Brian Housand, member of the NAGC Board of Directors and assistant professor and co-coordinator of the Academically and Intellectually Gifted Program at East Carolina University, will be the keynote speaker.  He frequently presents and works as an educational consultant on the integration of technology and enrichment into the curriculum. His current research focus includes looking at ways in which technology can enhance the learning environment and how to define “creative-productive” giftedness in the digital age. You can read more about him at his website.

 

 

Summer slide

Now that summer is drawing to a close and everyone is headed back to school, take a minute to reflect on how the summer was for your gifted and talented child.

Did your school district have any offerings for gifted and talented students that you knew about and were able to access?

Or, did you have to search out independent camps/classes/ opportunities designed to develop your child’s talent and keep your child engaged, intrigued, curious and eager to start back to school this fall?

If you live here in Baltimore County, chances are that you were working on your own to find summer options for your GT child.

But, it doesn’t have to be this way!

Consider the neighboring Howard County Public Schools system which offers GT summer institutes for talent development for elementary and middle school age children. Or the Fairfax County, Virginia system which offers a Young Scholars program designed to support and nurture academic potential in students from typically underrepresented populations. And for high school GT students,  many states offer a residential Governors Honor program, like Georgia and Kentucky.

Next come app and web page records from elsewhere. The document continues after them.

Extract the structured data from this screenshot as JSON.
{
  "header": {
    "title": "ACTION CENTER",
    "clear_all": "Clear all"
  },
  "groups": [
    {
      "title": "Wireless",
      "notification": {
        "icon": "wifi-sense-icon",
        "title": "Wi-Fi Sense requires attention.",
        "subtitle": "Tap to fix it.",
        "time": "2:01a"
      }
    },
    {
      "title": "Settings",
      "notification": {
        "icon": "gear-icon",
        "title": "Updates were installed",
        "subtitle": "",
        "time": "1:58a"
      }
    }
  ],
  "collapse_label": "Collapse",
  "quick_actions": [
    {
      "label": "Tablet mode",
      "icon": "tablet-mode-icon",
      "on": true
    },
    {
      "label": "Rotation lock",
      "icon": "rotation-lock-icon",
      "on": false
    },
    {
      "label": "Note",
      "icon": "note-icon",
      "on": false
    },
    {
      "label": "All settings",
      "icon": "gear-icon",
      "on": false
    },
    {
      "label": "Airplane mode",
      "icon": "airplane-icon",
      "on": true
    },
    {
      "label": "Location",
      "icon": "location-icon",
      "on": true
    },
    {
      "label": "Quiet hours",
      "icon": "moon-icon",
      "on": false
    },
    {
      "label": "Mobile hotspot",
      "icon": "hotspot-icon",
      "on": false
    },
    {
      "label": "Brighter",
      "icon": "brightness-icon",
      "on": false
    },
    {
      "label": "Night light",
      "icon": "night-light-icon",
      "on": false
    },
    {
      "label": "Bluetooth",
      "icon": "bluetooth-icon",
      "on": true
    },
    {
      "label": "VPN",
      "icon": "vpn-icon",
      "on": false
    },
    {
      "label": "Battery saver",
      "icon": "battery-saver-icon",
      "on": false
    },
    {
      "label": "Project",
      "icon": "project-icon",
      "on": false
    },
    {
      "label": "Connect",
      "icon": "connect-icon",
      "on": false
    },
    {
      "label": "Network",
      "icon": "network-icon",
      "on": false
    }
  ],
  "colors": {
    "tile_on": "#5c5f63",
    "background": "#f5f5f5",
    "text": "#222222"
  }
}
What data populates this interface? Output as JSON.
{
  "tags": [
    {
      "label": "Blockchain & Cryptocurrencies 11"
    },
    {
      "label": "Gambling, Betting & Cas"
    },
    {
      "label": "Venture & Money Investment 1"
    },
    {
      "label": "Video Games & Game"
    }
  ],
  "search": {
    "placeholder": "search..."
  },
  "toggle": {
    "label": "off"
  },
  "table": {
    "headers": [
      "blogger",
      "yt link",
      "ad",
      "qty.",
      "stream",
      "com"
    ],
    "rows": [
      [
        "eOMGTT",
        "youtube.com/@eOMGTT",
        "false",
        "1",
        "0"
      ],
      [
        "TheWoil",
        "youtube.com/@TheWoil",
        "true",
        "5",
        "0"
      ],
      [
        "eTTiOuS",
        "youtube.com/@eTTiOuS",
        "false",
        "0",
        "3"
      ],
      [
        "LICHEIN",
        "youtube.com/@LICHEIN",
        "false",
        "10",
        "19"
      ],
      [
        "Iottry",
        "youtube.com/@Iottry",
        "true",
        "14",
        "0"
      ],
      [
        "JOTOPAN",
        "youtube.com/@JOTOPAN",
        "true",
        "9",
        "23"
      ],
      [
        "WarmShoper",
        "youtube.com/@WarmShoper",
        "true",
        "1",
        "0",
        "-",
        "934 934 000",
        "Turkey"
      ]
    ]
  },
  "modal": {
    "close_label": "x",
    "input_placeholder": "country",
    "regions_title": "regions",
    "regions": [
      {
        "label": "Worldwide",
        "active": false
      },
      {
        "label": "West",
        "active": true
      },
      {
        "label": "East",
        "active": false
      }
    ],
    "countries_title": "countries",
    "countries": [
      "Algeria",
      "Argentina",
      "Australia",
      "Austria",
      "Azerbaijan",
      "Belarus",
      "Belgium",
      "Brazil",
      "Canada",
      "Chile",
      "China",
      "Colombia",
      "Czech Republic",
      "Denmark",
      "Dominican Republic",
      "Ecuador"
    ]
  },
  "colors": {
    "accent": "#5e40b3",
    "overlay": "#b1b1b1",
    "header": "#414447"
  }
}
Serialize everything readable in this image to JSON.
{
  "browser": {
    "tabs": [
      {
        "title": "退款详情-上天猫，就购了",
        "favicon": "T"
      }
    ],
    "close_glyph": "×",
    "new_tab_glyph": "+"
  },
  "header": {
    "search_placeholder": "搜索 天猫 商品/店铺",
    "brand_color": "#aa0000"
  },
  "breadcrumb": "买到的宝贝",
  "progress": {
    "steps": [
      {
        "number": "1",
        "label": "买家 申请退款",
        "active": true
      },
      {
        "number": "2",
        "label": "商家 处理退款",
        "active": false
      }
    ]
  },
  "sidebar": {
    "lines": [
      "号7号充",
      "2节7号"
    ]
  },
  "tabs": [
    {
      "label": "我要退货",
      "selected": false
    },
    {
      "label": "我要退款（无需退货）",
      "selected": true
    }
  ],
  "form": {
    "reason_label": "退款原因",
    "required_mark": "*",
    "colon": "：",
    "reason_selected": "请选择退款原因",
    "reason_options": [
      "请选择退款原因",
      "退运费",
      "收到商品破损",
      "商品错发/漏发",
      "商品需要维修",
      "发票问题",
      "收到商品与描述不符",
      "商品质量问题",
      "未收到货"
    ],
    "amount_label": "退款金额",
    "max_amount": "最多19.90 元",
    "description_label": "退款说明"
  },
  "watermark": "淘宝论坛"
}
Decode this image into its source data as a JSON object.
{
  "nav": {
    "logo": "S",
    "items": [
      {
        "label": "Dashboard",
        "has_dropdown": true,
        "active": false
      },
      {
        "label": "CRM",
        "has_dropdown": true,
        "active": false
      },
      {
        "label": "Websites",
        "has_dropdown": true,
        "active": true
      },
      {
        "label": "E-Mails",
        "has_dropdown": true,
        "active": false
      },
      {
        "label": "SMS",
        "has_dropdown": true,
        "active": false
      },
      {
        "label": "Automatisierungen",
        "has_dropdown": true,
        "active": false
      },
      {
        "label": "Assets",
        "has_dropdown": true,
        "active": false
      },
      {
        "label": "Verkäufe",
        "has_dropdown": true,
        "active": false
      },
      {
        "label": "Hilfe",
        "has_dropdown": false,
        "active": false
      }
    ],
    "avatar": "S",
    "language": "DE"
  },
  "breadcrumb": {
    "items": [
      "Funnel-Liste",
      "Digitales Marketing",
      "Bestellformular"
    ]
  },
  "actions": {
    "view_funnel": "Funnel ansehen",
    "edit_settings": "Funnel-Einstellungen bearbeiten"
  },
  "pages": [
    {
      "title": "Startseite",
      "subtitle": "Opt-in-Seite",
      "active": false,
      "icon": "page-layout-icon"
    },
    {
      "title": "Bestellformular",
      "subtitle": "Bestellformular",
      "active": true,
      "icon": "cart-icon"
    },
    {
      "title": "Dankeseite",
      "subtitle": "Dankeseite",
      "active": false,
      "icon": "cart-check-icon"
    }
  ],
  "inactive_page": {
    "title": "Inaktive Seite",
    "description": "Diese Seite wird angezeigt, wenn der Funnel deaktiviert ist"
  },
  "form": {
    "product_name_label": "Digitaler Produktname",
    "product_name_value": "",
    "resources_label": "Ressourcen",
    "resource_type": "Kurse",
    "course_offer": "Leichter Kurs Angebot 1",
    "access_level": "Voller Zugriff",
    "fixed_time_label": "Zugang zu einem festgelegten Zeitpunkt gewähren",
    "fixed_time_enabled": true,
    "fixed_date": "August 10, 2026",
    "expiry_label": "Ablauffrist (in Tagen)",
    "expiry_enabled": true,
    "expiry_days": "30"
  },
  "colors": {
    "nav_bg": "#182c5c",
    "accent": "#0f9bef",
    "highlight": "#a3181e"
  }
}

Research suggests that enrichment programs, especially summer residential ones, have a positive impact, both on gifted students’ academic achievement as well as their social-emotional development (“A Meta-Analysis of the Effects of Enrichment Programs on Gifted Students”)

Developing summer programs for gifted students within BCPS is an area we are actively working on.  On August 22, 2017, we presented on this topic to the BCPS Board of Education (see our Board of Education page for our comments!) and are hopeful that we will be able to engage with BCPS around this issue and maybe even see some changes put in place for the summer of 2018.

What would you like to see BCPS offer GT kids in terms of summer programs? Let us know in comments here or send an email to us at bcpsgtcac@gmail.com!